Input data
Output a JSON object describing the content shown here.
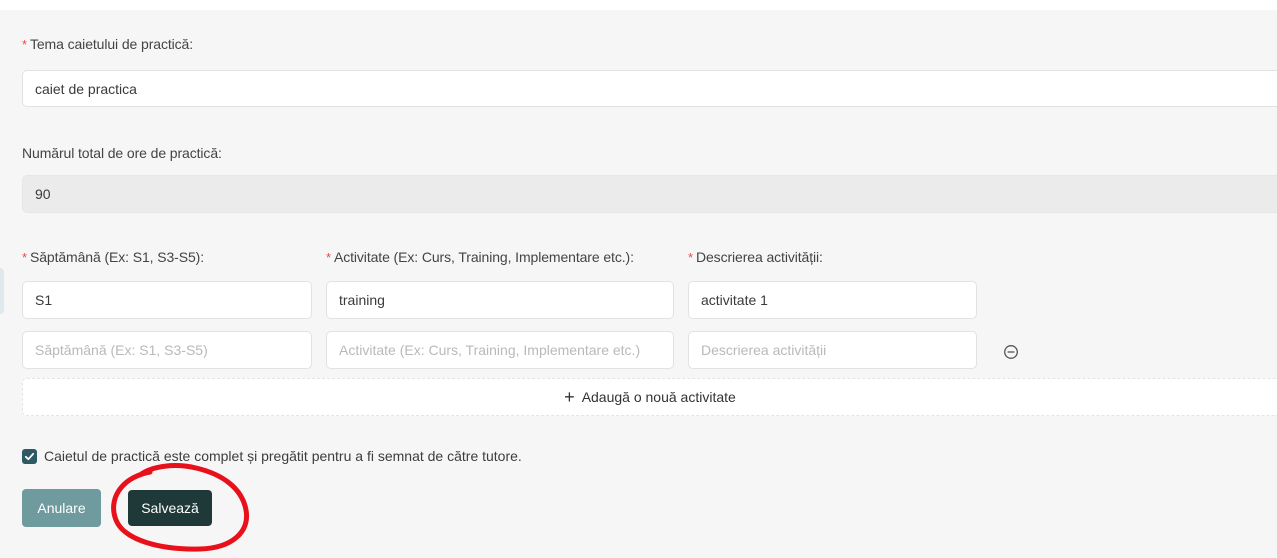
{
  "form": {
    "theme": {
      "required_mark": "*",
      "label": "Tema caietului de practică:",
      "value": "caiet de practica"
    },
    "hours": {
      "label": "Numărul total de ore de practică:",
      "value": "90"
    },
    "activities": {
      "columns": [
        {
          "required_mark": "*",
          "label": "Săptămână (Ex: S1, S3-S5):"
        },
        {
          "required_mark": "*",
          "label": "Activitate (Ex: Curs, Training, Implementare etc.):"
        },
        {
          "required_mark": "*",
          "label": "Descrierea activității:"
        }
      ],
      "rows": [
        {
          "week": "S1",
          "activity": "training",
          "description": "activitate 1"
        },
        {
          "week": "",
          "activity": "",
          "description": ""
        }
      ],
      "placeholders": {
        "week": "Săptămână (Ex: S1, S3-S5)",
        "activity": "Activitate (Ex: Curs, Training, Implementare etc.)",
        "description": "Descrierea activității"
      },
      "remove_icon": "minus-circle-icon",
      "add_icon": "plus-icon",
      "add_label": "Adaugă o nouă activitate"
    },
    "complete_checkbox": {
      "checked": true,
      "label": "Caietul de practică este complet și pregătit pentru a fi semnat de către tutore."
    },
    "buttons": {
      "cancel": "Anulare",
      "save": "Salvează"
    }
  },
  "colors": {
    "required": "#e74c4c",
    "cancel_bg": "#6f9a9e",
    "save_bg": "#1f3838",
    "checkbox": "#2e5a63",
    "annotation": "#e8101a"
  }
}
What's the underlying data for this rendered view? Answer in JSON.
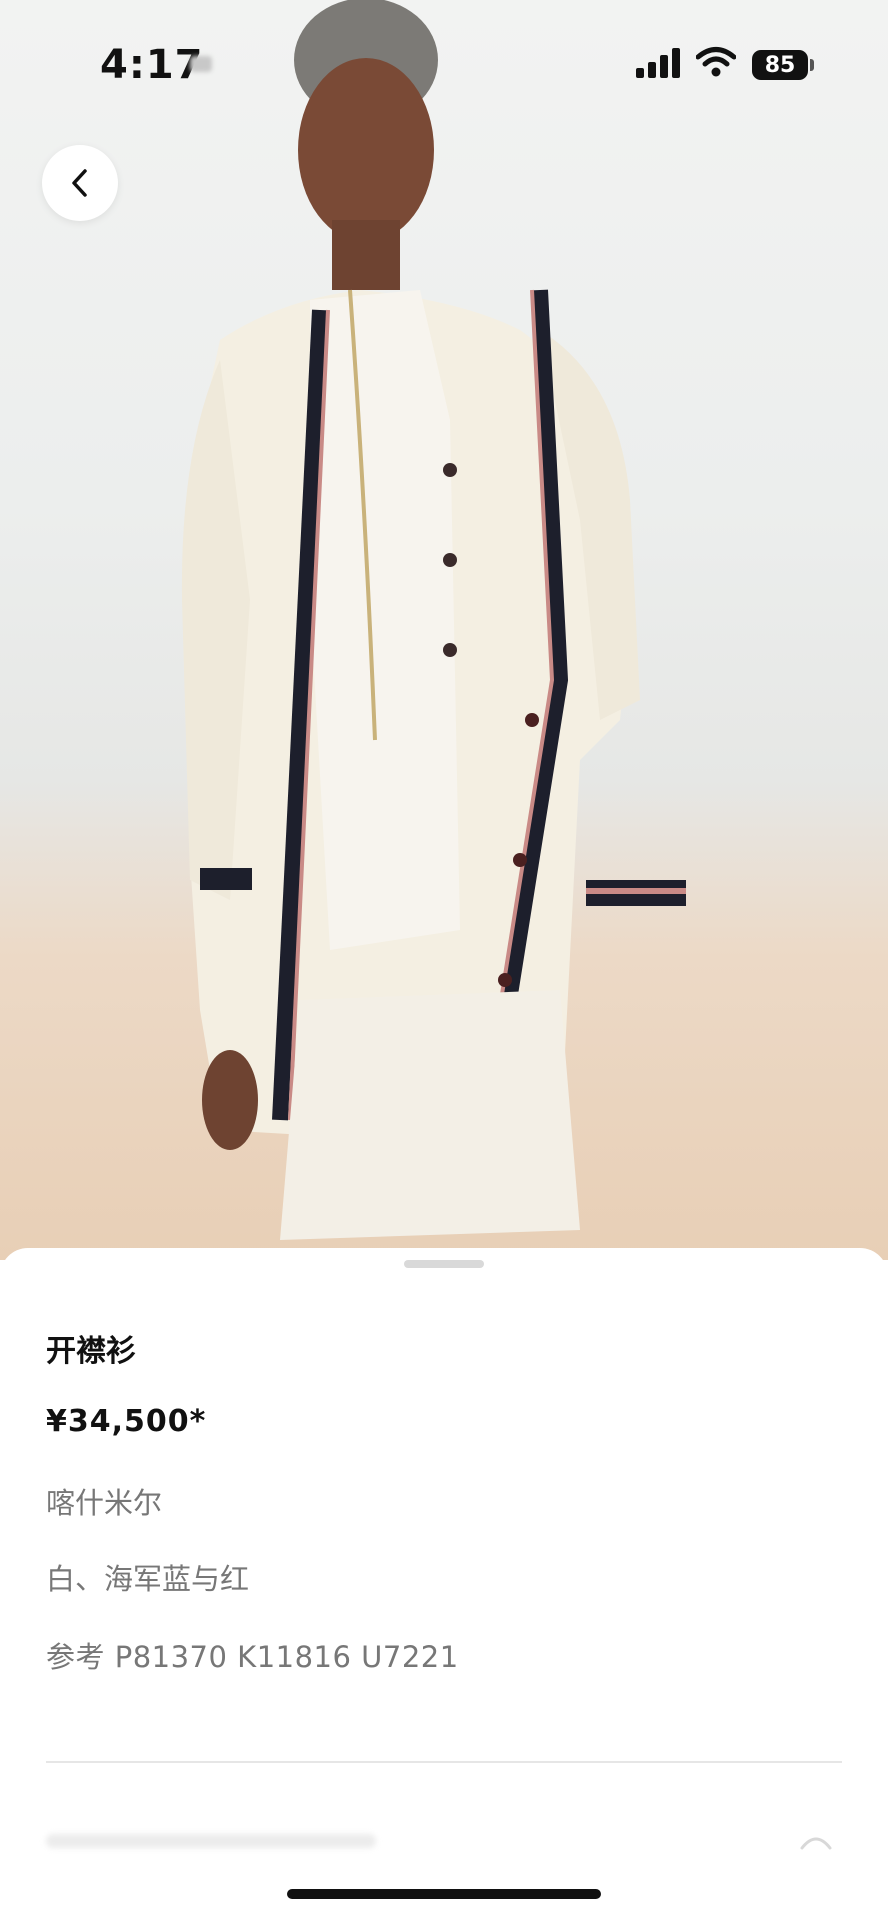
{
  "status_bar": {
    "time": "4:17",
    "battery": "85"
  },
  "product": {
    "title": "开襟衫",
    "price": "¥34,500*",
    "material": "喀什米尔",
    "color": "白、海军蓝与红",
    "reference": "参考 P81370 K11816 U7221"
  },
  "colors": {
    "cardigan": "#f4efe2",
    "trim_navy": "#1d1f2c",
    "trim_red": "#c98a86",
    "backdrop_sand": "#e8cfb6",
    "text_primary": "#111111",
    "text_secondary": "#777777"
  },
  "icons": {
    "back": "chevron-left-icon",
    "signal": "cellular-signal-icon",
    "wifi": "wifi-icon",
    "battery": "battery-icon"
  }
}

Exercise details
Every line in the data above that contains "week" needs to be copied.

Written solution
          "week": "S1",
          "week": "",
        "week": "Săptămână (Ex: S1, S3-S5)",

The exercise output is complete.